Instructions for the task: Every entry below is to be retyped exactly as it appears.

Information supplied:
▬▬▬

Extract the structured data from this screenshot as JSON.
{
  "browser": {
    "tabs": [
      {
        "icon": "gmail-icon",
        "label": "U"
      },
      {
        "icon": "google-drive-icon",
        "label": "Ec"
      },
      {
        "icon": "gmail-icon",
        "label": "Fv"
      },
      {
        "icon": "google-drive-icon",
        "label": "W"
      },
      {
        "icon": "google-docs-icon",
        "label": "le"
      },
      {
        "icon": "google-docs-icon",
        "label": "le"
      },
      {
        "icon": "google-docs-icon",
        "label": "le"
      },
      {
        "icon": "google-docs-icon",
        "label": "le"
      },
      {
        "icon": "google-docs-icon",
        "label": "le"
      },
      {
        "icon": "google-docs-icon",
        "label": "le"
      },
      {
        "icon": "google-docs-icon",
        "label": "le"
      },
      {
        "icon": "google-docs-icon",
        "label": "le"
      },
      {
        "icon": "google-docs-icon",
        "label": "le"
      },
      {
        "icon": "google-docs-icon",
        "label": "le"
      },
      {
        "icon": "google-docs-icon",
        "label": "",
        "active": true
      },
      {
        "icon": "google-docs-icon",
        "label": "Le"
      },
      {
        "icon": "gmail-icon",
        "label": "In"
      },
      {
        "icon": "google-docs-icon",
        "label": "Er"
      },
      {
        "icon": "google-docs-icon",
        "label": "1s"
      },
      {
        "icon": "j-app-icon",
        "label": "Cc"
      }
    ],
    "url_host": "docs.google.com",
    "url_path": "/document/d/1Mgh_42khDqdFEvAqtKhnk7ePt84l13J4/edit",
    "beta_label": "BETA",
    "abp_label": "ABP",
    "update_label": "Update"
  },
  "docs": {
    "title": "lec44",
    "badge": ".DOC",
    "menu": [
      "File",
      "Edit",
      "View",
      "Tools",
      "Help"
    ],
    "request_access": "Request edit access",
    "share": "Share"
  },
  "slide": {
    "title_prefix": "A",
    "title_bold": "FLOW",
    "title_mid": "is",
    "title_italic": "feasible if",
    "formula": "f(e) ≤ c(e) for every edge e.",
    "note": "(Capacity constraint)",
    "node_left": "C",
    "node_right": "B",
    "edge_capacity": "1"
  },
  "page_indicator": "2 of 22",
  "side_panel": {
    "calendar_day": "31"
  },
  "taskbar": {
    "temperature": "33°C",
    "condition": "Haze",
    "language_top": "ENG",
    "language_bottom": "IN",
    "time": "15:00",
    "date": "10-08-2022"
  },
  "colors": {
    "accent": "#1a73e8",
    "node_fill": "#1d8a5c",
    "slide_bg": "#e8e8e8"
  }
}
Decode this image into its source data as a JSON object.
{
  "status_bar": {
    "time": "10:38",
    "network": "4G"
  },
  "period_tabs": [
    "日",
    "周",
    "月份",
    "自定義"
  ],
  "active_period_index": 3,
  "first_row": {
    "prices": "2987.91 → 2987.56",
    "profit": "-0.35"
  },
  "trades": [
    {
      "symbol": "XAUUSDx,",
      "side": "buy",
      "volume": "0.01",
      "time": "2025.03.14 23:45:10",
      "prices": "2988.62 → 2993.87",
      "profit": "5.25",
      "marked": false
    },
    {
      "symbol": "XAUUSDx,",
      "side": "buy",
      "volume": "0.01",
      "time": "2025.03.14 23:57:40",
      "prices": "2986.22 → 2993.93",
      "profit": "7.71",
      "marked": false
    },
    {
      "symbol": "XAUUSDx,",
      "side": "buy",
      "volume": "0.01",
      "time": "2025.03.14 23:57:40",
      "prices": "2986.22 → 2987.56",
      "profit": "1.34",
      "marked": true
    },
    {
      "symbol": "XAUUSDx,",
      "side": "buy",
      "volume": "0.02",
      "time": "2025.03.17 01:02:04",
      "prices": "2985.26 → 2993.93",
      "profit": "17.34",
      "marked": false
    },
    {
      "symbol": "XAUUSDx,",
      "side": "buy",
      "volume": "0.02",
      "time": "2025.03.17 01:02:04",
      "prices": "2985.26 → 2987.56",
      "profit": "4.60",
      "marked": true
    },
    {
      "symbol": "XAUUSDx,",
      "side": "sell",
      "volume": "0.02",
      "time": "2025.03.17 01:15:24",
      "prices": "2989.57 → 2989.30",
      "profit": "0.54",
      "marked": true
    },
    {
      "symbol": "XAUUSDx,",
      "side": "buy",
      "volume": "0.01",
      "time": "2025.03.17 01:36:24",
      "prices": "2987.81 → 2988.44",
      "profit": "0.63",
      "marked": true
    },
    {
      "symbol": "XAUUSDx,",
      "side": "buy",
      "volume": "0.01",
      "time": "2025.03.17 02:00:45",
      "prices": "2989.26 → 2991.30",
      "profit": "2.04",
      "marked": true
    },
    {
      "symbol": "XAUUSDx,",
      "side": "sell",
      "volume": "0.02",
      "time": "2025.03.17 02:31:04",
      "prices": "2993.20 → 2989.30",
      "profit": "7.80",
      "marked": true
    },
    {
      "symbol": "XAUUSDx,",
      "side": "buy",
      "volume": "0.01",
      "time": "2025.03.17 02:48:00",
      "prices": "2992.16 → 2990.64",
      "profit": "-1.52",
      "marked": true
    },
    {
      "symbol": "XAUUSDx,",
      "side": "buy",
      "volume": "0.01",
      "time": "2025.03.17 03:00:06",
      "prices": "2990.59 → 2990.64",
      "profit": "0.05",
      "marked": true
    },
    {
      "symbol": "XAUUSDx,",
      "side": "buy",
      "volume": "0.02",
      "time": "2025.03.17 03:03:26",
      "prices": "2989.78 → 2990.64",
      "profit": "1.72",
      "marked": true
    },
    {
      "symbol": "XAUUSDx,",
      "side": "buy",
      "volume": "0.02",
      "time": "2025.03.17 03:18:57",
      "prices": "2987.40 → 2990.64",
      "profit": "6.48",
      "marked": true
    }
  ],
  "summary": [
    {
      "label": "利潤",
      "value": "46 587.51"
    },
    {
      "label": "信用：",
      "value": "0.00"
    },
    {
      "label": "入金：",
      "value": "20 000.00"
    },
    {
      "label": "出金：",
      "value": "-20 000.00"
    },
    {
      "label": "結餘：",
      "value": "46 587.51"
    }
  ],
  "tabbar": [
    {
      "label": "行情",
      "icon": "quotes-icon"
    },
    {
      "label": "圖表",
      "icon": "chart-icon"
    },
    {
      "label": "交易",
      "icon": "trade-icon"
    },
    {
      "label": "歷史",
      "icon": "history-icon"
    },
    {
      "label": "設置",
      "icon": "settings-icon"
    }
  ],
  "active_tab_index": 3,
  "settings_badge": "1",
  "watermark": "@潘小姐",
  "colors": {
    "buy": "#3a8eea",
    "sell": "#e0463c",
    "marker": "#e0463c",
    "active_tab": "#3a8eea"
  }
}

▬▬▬

Completed task:
Extract the structured data from this screenshot as JSON.
{
  "browser": {
    "tabs": [
      {
        "icon": "gmail-icon",
        "label": "U"
      },
      {
        "icon": "google-drive-icon",
        "label": "Ec"
      },
      {
        "icon": "gmail-icon",
        "label": "Fv"
      },
      {
        "icon": "google-drive-icon",
        "label": "W"
      },
      {
        "icon": "google-docs-icon",
        "label": "le"
      },
      {
        "icon": "google-docs-icon",
        "label": "le"
      },
      {
        "icon": "google-docs-icon",
        "label": "le"
      },
      {
        "icon": "google-docs-icon",
        "label": "le"
      },
      {
        "icon": "google-docs-icon",
        "label": "le"
      },
      {
        "icon": "google-docs-icon",
        "label": "le"
      },
      {
        "icon": "google-docs-icon",
        "label": "le"
      },
      {
        "icon": "google-docs-icon",
        "label": "le"
      },
      {
        "icon": "google-docs-icon",
        "label": "le"
      },
      {
        "icon": "google-docs-icon",
        "label": "le"
      },
      {
        "icon": "google-docs-icon",
        "label": "",
        "active": true
      },
      {
        "icon": "google-docs-icon",
        "label": "Le"
      },
      {
        "icon": "gmail-icon",
        "label": "In"
      },
      {
        "icon": "google-docs-icon",
        "label": "Er"
      },
      {
        "icon": "google-docs-icon",
        "label": "1s"
      },
      {
        "icon": "j-app-icon",
        "label": "Cc"
      }
    ],
    "url_host": "docs.google.com",
    "url_path": "/document/d/1Mgh_42khDqdFEvAqtKhnk7ePt84l13J4/edit",
    "beta_label": "BETA",
    "abp_label": "ABP",
    "update_label": "Update"
  },
  "docs": {
    "title": "lec44",
    "badge": ".DOC",
    "menu": [
      "File",
      "Edit",
      "View",
      "Tools",
      "Help"
    ],
    "request_access": "Request edit access",
    "share": "Share"
  },
  "slide": {
    "title_prefix": "A",
    "title_bold": "FLOW",
    "title_mid": "is",
    "title_italic": "feasible if",
    "formula": "f(e) ≤ c(e) for every edge e.",
    "note": "(Capacity constraint)",
    "node_left": "C",
    "node_right": "B",
    "edge_capacity": "1"
  },
  "page_indicator": "2 of 22",
  "side_panel": {
    "calendar_day": "31"
  },
  "taskbar": {
    "temperature": "33°C",
    "condition": "Haze",
    "language_top": "ENG",
    "language_bottom": "IN",
    "time": "15:00",
    "date": "10-08-2022"
  },
  "colors": {
    "accent": "#1a73e8",
    "node_fill": "#1d8a5c",
    "slide_bg": "#e8e8e8"
  }
}
Decode this image into its source data as a JSON object.
{
  "status_bar": {
    "time": "10:38",
    "network": "4G"
  },
  "period_tabs": [
    "日",
    "周",
    "月份",
    "自定義"
  ],
  "active_period_index": 3,
  "first_row": {
    "prices": "2987.91 → 2987.56",
    "profit": "-0.35"
  },
  "trades": [
    {
      "symbol": "XAUUSDx,",
      "side": "buy",
      "volume": "0.01",
      "time": "2025.03.14 23:45:10",
      "prices": "2988.62 → 2993.87",
      "profit": "5.25",
      "marked": false
    },
    {
      "symbol": "XAUUSDx,",
      "side": "buy",
      "volume": "0.01",
      "time": "2025.03.14 23:57:40",
      "prices": "2986.22 → 2993.93",
      "profit": "7.71",
      "marked": false
    },
    {
      "symbol": "XAUUSDx,",
      "side": "buy",
      "volume": "0.01",
      "time": "2025.03.14 23:57:40",
      "prices": "2986.22 → 2987.56",
      "profit": "1.34",
      "marked": true
    },
    {
      "symbol": "XAUUSDx,",
      "side": "buy",
      "volume": "0.02",
      "time": "2025.03.17 01:02:04",
      "prices": "2985.26 → 2993.93",
      "profit": "17.34",
      "marked": false
    },
    {
      "symbol": "XAUUSDx,",
      "side": "buy",
      "volume": "0.02",
      "time": "2025.03.17 01:02:04",
      "prices": "2985.26 → 2987.56",
      "profit": "4.60",
      "marked": true
    },
    {
      "symbol": "XAUUSDx,",
      "side": "sell",
      "volume": "0.02",
      "time": "2025.03.17 01:15:24",
      "prices": "2989.57 → 2989.30",
      "profit": "0.54",
      "marked": true
    },
    {
      "symbol": "XAUUSDx,",
      "side": "buy",
      "volume": "0.01",
      "time": "2025.03.17 01:36:24",
      "prices": "2987.81 → 2988.44",
      "profit": "0.63",
      "marked": true
    },
    {
      "symbol": "XAUUSDx,",
      "side": "buy",
      "volume": "0.01",
      "time": "2025.03.17 02:00:45",
      "prices": "2989.26 → 2991.30",
      "profit": "2.04",
      "marked": true
    },
    {
      "symbol": "XAUUSDx,",
      "side": "sell",
      "volume": "0.02",
      "time": "2025.03.17 02:31:04",
      "prices": "2993.20 → 2989.30",
      "profit": "7.80",
      "marked": true
    },
    {
      "symbol": "XAUUSDx,",
      "side": "buy",
      "volume": "0.01",
      "time": "2025.03.17 02:48:00",
      "prices": "2992.16 → 2990.64",
      "profit": "-1.52",
      "marked": true
    },
    {
      "symbol": "XAUUSDx,",
      "side": "buy",
      "volume": "0.01",
      "time": "2025.03.17 03:00:06",
      "prices": "2990.59 → 2990.64",
      "profit": "0.05",
      "marked": true
    },
    {
      "symbol": "XAUUSDx,",
      "side": "buy",
      "volume": "0.02",
      "time": "2025.03.17 03:03:26",
      "prices": "2989.78 → 2990.64",
      "profit": "1.72",
      "marked": true
    },
    {
      "symbol": "XAUUSDx,",
      "side": "buy",
      "volume": "0.02",
      "time": "2025.03.17 03:18:57",
      "prices": "2987.40 → 2990.64",
      "profit": "6.48",
      "marked": true
    }
  ],
  "summary": [
    {
      "label": "利潤",
      "value": "46 587.51"
    },
    {
      "label": "信用：",
      "value": "0.00"
    },
    {
      "label": "入金：",
      "value": "20 000.00"
    },
    {
      "label": "出金：",
      "value": "-20 000.00"
    },
    {
      "label": "結餘：",
      "value": "46 587.51"
    }
  ],
  "tabbar": [
    {
      "label": "行情",
      "icon": "quotes-icon"
    },
    {
      "label": "圖表",
      "icon": "chart-icon"
    },
    {
      "label": "交易",
      "icon": "trade-icon"
    },
    {
      "label": "歷史",
      "icon": "history-icon"
    },
    {
      "label": "設置",
      "icon": "settings-icon"
    }
  ],
  "active_tab_index": 3,
  "settings_badge": "1",
  "watermark": "@潘小姐",
  "colors": {
    "buy": "#3a8eea",
    "sell": "#e0463c",
    "marker": "#e0463c",
    "active_tab": "#3a8eea"
  }
}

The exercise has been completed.